USA, 2011, 101 min
With wit and affection, director Azazel Jacobs’ follow-up to his lauded film Momma’s Man (2008) surveys the myriad ways one might find oneself a struggling misfit. Terri is a heavy, shambling, pajama-wearing junior-high student, the physical incarnation of all the insecurity and awkwardness that accompany adolescence. We get to know the taciturn Terri as he cares for his ailing uncle (a man at turns gentle and derisive), conducts solitary experiments in zoology and pines for a girl just out of reach. When vice principal Fitzgerald (played with superb clarity and humor by John C. Reilly) tags Terri as an at-risk student, Terri joins the ranks of “official” oddballs and fears his school days are numbered. Instead, a charmingly disjointed friendship forms between two outcasts, one young and one old. Awakened by Mr. Fitzgerald’s openness about his own past and his oddly direct, often corny conversations, Terri begins to empathize with the plight of those around him. Patrick deWitt’s screenplay depicts with precision and compassion a hilariously touching, deeply humane tale of youth in transition. What is especially remarkable about Terri is that it manages to bridge a potentially vast gulf between its deeply awkward outcasts and the audience.

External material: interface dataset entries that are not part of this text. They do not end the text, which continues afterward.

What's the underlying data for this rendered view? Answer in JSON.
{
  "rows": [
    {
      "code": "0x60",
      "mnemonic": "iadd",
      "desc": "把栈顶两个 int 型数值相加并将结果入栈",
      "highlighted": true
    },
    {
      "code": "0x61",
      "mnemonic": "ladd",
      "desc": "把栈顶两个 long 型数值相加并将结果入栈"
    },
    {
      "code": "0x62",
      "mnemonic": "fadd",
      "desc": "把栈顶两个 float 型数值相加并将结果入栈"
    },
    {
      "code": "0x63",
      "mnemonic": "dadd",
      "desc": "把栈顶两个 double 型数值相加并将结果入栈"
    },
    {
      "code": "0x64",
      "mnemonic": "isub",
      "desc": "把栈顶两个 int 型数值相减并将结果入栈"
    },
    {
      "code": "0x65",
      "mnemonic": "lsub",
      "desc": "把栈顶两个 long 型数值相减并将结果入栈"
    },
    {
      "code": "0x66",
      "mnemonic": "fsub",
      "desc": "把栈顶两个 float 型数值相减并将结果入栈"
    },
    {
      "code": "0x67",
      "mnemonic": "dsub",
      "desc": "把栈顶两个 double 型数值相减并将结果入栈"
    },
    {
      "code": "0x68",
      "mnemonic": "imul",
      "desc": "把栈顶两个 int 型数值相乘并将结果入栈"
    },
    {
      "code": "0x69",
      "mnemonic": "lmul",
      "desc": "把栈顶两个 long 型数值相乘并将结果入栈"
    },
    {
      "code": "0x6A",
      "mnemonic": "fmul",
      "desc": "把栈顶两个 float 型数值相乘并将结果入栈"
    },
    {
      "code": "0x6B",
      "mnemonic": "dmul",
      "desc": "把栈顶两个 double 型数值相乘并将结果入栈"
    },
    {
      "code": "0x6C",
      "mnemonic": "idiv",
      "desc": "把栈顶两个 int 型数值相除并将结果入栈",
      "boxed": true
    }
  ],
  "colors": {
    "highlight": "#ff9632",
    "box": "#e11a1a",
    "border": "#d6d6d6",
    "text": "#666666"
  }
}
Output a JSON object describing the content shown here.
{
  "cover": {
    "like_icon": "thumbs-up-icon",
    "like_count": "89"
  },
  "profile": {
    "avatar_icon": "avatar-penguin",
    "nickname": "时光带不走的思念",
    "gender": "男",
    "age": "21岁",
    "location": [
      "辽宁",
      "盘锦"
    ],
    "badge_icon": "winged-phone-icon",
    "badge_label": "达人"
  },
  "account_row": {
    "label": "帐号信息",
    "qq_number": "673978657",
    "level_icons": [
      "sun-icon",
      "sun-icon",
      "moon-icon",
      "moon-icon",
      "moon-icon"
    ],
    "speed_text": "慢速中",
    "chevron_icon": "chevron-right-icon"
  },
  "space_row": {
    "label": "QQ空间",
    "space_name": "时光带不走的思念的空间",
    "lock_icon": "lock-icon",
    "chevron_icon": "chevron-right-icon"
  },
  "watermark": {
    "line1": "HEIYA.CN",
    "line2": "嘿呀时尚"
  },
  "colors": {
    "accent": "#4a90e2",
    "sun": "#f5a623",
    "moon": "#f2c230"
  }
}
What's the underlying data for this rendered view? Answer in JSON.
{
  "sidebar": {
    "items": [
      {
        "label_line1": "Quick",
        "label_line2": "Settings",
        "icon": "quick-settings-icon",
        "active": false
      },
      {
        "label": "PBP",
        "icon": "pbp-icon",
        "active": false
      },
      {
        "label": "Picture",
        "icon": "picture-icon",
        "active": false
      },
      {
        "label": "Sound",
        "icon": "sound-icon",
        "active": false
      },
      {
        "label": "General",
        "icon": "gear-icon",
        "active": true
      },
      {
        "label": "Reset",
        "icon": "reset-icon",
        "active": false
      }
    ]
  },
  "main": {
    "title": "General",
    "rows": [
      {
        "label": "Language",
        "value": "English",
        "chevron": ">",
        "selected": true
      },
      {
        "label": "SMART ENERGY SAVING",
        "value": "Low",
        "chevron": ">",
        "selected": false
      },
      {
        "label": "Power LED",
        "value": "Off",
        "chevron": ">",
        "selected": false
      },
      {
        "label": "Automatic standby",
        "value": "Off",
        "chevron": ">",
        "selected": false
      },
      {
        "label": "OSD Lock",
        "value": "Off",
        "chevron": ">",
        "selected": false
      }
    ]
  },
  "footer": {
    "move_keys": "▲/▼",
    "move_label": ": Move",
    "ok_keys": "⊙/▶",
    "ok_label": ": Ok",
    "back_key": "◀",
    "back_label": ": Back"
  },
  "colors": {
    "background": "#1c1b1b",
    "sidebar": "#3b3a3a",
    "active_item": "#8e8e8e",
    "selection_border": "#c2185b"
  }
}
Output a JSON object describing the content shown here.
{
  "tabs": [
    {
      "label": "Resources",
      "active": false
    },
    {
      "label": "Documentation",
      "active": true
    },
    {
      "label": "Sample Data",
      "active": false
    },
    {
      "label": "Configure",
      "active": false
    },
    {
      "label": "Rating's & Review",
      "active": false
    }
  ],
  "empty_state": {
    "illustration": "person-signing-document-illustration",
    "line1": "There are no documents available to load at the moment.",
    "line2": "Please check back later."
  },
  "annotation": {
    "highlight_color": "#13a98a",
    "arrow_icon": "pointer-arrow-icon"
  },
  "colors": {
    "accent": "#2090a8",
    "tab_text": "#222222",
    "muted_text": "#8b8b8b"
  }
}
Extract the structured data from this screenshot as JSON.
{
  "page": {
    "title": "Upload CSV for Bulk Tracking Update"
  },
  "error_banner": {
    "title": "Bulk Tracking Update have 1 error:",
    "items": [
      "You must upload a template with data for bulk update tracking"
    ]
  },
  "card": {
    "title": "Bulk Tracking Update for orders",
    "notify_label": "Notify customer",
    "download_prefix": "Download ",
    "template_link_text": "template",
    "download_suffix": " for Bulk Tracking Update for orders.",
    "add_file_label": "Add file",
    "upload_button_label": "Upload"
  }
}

We end up walking with them every shambling step of the way.